So, Carrie Prejean’s been in the news again lately. I’m not desperately interested in why, but having reminded myself of why I’ve heard of her in the first place, I wanted to try articulating some thoughts.
I wrote something in my other blog yesterday about this, which might be funny, but it was a bit rushed, and by the end of it I’ve more or less lost track of what I was supposed to be satirising. But I think the point I was trying to make, initially, was that what she said doesn’t seem to be much of a big deal, the furore it caused seems way overblown, and a lot of people on the liberal, progressive, “compassionate” side of things could really do with backing off.
Here’s the actual quote when she was asked about the state legalisation of same-sex marriage:
Well I think it’s great that Americans are able to choose one or the other. Um, we live in a land that you can choose same sex marriage or opposite marriage and, you know what, in my country and in, in my family, I think that I believe that a marriage should be between a man and a woman. No offense to anybody out there. But that’s how I was raised and that’s how I think that it should be between a man and a woman.
BURN THE HERETIC!!!

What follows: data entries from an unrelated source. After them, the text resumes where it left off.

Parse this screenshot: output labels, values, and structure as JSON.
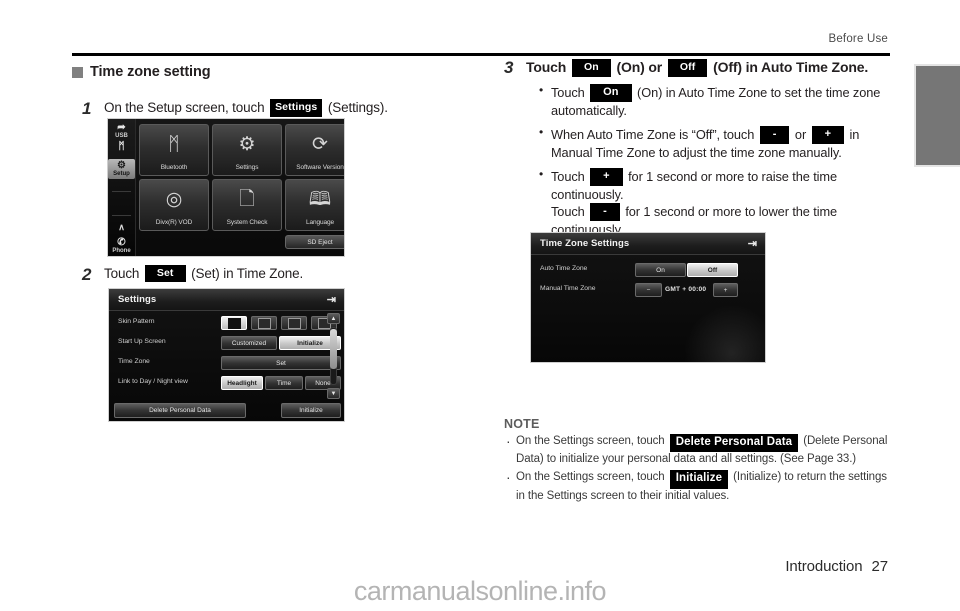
{
  "header": {
    "running_head": "Before Use"
  },
  "footer": {
    "section": "Introduction",
    "page_number": "27",
    "watermark": "carmanualsonline.info"
  },
  "left_column": {
    "section_heading": "Time zone setting",
    "step1": {
      "number": "1",
      "text_before": "On the Setup screen, touch",
      "key": "Settings",
      "text_after": "(Settings)."
    },
    "step2": {
      "number": "2",
      "text_before": "Touch",
      "key": "Set",
      "text_after": "(Set) in Time Zone."
    }
  },
  "right_column": {
    "step3": {
      "number": "3",
      "text_before": "Touch",
      "key_on": "On",
      "text_mid1": "(On) or",
      "key_off": "Off",
      "text_after": "(Off) in Auto Time Zone."
    },
    "bullets": [
      {
        "parts": [
          {
            "t": "text",
            "v": "Touch "
          },
          {
            "t": "key",
            "v": "On"
          },
          {
            "t": "text",
            "v": " (On) in Auto Time Zone to set the time zone automatically."
          }
        ]
      },
      {
        "parts": [
          {
            "t": "text",
            "v": "When Auto Time Zone is “Off”, touch "
          },
          {
            "t": "key",
            "v": "-"
          },
          {
            "t": "text",
            "v": " or "
          },
          {
            "t": "key",
            "v": "+"
          },
          {
            "t": "text",
            "v": " in Manual Time Zone to adjust the time zone manually."
          }
        ]
      },
      {
        "parts": [
          {
            "t": "text",
            "v": "Touch "
          },
          {
            "t": "key",
            "v": "+"
          },
          {
            "t": "text",
            "v": " for 1 second or more to raise the time continuously."
          },
          {
            "t": "br",
            "v": ""
          },
          {
            "t": "text",
            "v": "Touch "
          },
          {
            "t": "key",
            "v": "-"
          },
          {
            "t": "text",
            "v": " for 1 second or more to lower the time continuously."
          }
        ]
      }
    ],
    "note": {
      "title": "NOTE",
      "items": [
        {
          "parts": [
            {
              "t": "text",
              "v": "On the Settings screen, touch "
            },
            {
              "t": "key",
              "v": "Delete Personal Data"
            },
            {
              "t": "text",
              "v": " (Delete Personal Data) to initialize your personal data and all settings. (See Page 33.)"
            }
          ]
        },
        {
          "parts": [
            {
              "t": "text",
              "v": "On the Settings screen, touch "
            },
            {
              "t": "key",
              "v": "Initialize"
            },
            {
              "t": "text",
              "v": " (Initialize) to return the settings in the Settings screen to their initial values."
            }
          ]
        }
      ]
    }
  },
  "device_setup_screen": {
    "sidebar": [
      {
        "label": "USB",
        "icon": "usb-icon",
        "glyph": "⮛",
        "selected": false
      },
      {
        "label": "",
        "icon": "bluetooth-icon",
        "glyph": "ᛗ",
        "selected": false
      },
      {
        "label": "Setup",
        "icon": "setup-gear-icon",
        "glyph": "⚙",
        "selected": true
      },
      {
        "label": "",
        "icon": "up-arrow-icon",
        "glyph": "∧",
        "selected": false
      },
      {
        "label": "Phone",
        "icon": "phone-icon",
        "glyph": "✆",
        "selected": false
      }
    ],
    "tiles": [
      {
        "label": "Bluetooth",
        "icon": "bluetooth-icon",
        "glyph": "ᛗ"
      },
      {
        "label": "Settings",
        "icon": "settings-gear-wrench-icon",
        "glyph": "⚙"
      },
      {
        "label": "Software Version",
        "icon": "refresh-circular-arrow-icon",
        "glyph": "⟳"
      },
      {
        "label": "Divx(R) VOD",
        "icon": "disc-icon",
        "glyph": "◎"
      },
      {
        "label": "System Check",
        "icon": "checklist-clipboard-icon",
        "glyph": "Ὕ2"
      },
      {
        "label": "Language",
        "icon": "open-book-icon",
        "glyph": "ὖe"
      }
    ],
    "sd_eject_label": "SD Eject"
  },
  "device_settings_screen": {
    "title": "Settings",
    "back_icon": "back-arrow-icon",
    "rows": [
      {
        "label": "Skin Pattern",
        "type": "swatches",
        "options": [
          {
            "label": "",
            "selected": true
          },
          {
            "label": "",
            "selected": false
          },
          {
            "label": "",
            "selected": false
          },
          {
            "label": "",
            "selected": false
          }
        ]
      },
      {
        "label": "Start Up Screen",
        "type": "buttons",
        "options": [
          {
            "label": "Customized",
            "selected": false
          },
          {
            "label": "Initialize",
            "selected": true
          }
        ]
      },
      {
        "label": "Time Zone",
        "type": "buttons",
        "options": [
          {
            "label": "Set",
            "selected": false
          }
        ]
      },
      {
        "label": "Link to Day / Night view",
        "type": "buttons",
        "options": [
          {
            "label": "Headlight",
            "selected": true
          },
          {
            "label": "Time",
            "selected": false
          },
          {
            "label": "None",
            "selected": false
          }
        ]
      }
    ],
    "bottom_buttons": [
      {
        "label": "Delete Personal Data"
      },
      {
        "label": "Initialize"
      }
    ],
    "scroll_up_icon": "scroll-up-arrow-icon",
    "scroll_down_icon": "scroll-down-arrow-icon"
  },
  "device_timezone_screen": {
    "title": "Time Zone Settings",
    "back_icon": "back-arrow-icon",
    "auto_row": {
      "label": "Auto Time Zone",
      "options": [
        {
          "label": "On",
          "selected": false
        },
        {
          "label": "Off",
          "selected": true
        }
      ]
    },
    "manual_row": {
      "label": "Manual Time Zone",
      "minus": "−",
      "value": "GMT  +  00:00",
      "plus": "+"
    }
  }
}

Okay, I know that was some pretty radically inflammatory rhetoric there, but let’s all take a breath. Obviously this kind of hate-mongering needs to be responded to firmly and mercilessly, but there’s no need to sink to her deplorable level of, um… hoping not to offend anybody by expressing a personal opinion and supporting people’s freedom of choice.
Yeah. Actually I still see no good reason why I should have heard of this person.
I mean, the entire first two declarations are about choice being good. And even when she talks about being in favour of marriage being only between straight couples, it’s couched in the most gentle, careful, unintrusive way you could ask for. It’s how things are “in her family”, implying that it’s a personal thing which she’s keen not to seem like she’s imposing on anyone else. She’s not claiming absolute authority. It’s how she was raised, and how she thinks it should be, but she’s also aware that this might offend people who disagree – and she doesn’t vilify those people as immoral purveyors of depravity, but implicitly apologises for any offense she might be causing them by expressing her opinion in response to a direct question.
Does anyone else think that this basically seems mostly okay? I mean, I do disagree with her, but I disagree with a lot of my friends on a number of things, and so long as nobody gets too zealous about it, it needn’t be the cause of much drama. And she really wasn’t being fanatical here. I have no idea of her broader views on homosexuality; maybe she’s all in favour of gay people generally, but just didn’t bring that up at that exact moment. But a lot of people in America agree with her about gay marriage, and a whole lot of them aren’t nearly so tactful or considerate in telling the world precisely how they feel about gay people.
Carrie Prejean looked to me like someone who’s essentially compassionate and good-natured to people, doesn’t wish anybody any particular ill, is broadly tolerant, and is just a bit behind the times in this one regard, or holding onto some religious notions of morality with a slightly unhealthy fervour. There are far worse things you can say about a genuinely intolerant and spiteful bigot than that.
And you can say most of them about Perez Hilton, who responded to Prejean’s comments by calling her a bitch, then took that back and said he’d meant to call her a cunt.
Not helping, guy.
Seriously, what do you expect people who aren’t currently on your side to do, if anyone stepping even slightly out of line of the accepted way of things is going to be treated like such an abomination? Don’t the odds of winning people over dwindle rapidly to zero if all anyone sees of your side of the argument is you being a dick and hurling abuse at everyone not already with you? And isn’t that, y’know, exactly what you’re pissed at them for in the first place?
I’m not saying calling out genuine homophobes and bigots isn’t justified and important, but have a little perspective. Sure, Fred Phelps can fuck off and die, we don’t want him. But there are also a lot of people out there generally in agreement with your progressivism, who haven’t quite come all the way over to your side but agree with you on a lot of things, and it’s worth not alienating them. Both strategically, because they might be swayed further one day, and because it’s a dick move in its own right.
Apparently she’s gone properly wacked-out lately and has said and done a few more things genuinely worthy of scorn and derision. I haven’t seen her Larry King interview, and I don’t think I want to wade into all that now, but I do wonder if maybe she wouldn’t have retreated to the safety of crazyland quite so much if the liberal, progressive, tolerant world hadn’t seemed quite so uninviting.